Keri Randolph, former director of innovation for Hamilton County Schools, talked about the working group dedicated to promoting innovation. She said the group's focus is not on technology, but taking great ideas and using them in education to boost student success.

Steele also talked about the variety of programs schools and businesses have launched and will scale up to help students and adults earn market-value credentials and prepare them to hold jobs in manufacturing.

Matt Busby, a pastor at the Camp House, ended the updates sharing about the inter-faith council's work to partner churches, synagogues and mosques with schools. The plan is for places of worship to support the needs of the school determined by its principal and staff, he said.

Wrapping up the meeting, Bigham told those gathered that it has been a year of hard work, progress and collaboration.

"And I think year two will be even more exciting," he said.

Contact staff writer Kendi A. Rainwater at or 423-757-6592. Follow her on Twitter @kendi_and.

Chattanooga 2.0’s 10 “urgent strategies to transform our future”:
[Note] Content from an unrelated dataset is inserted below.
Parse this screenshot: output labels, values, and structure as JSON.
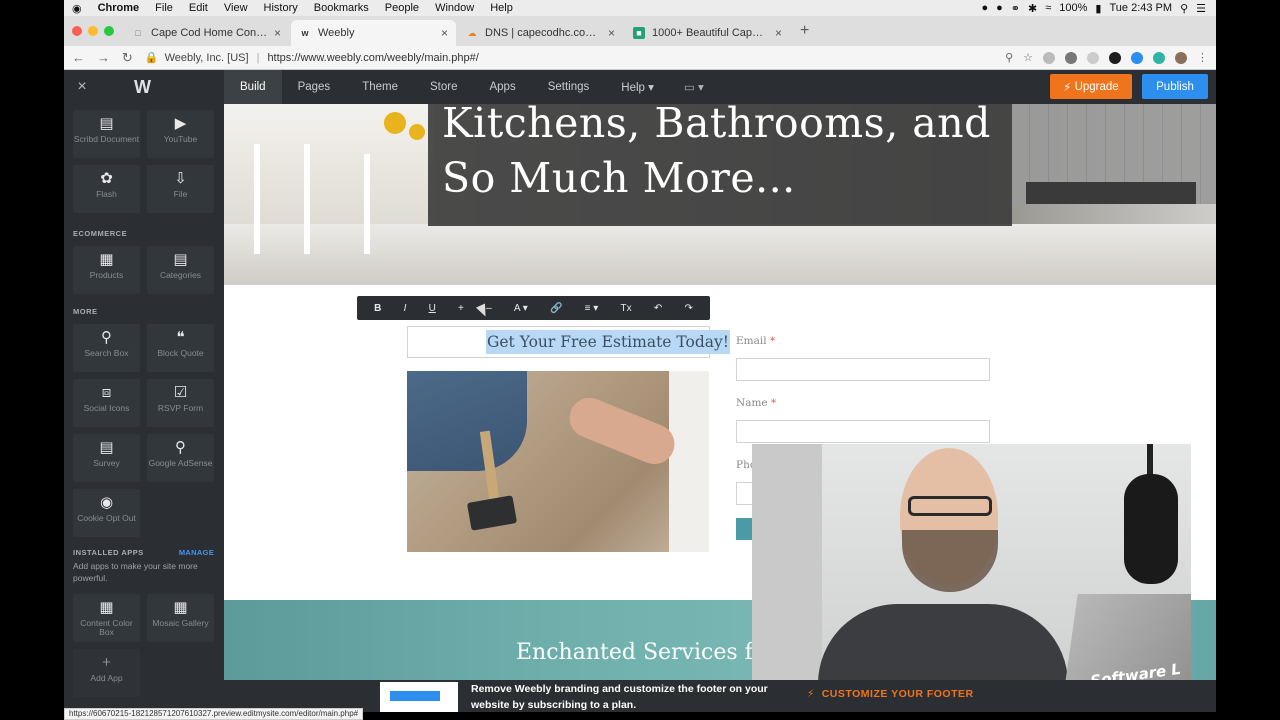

1. Strengthen supports for parents and families2. Create an early learning network3. Reimagine learning for the 21st Century4. Increase the focus on literacy for all students5. Support great teachers in every school and classroom6. Empower school leaders7. Ensure high expectations and equity for all students8. Prepare all students for college and career9. Increase post-secondary completion10. Connect more residents to high-demand jobsSource: Chattanooga 2.0

Goals of Chattanooga 2.0:

- Increase the number of county residents with a post-secondary degree or credential from 38 to 75 percent;- Double the number of Hamilton County School graduates who earn a post-secondary certificate or degree each year from 650 to 1,300 by 2025.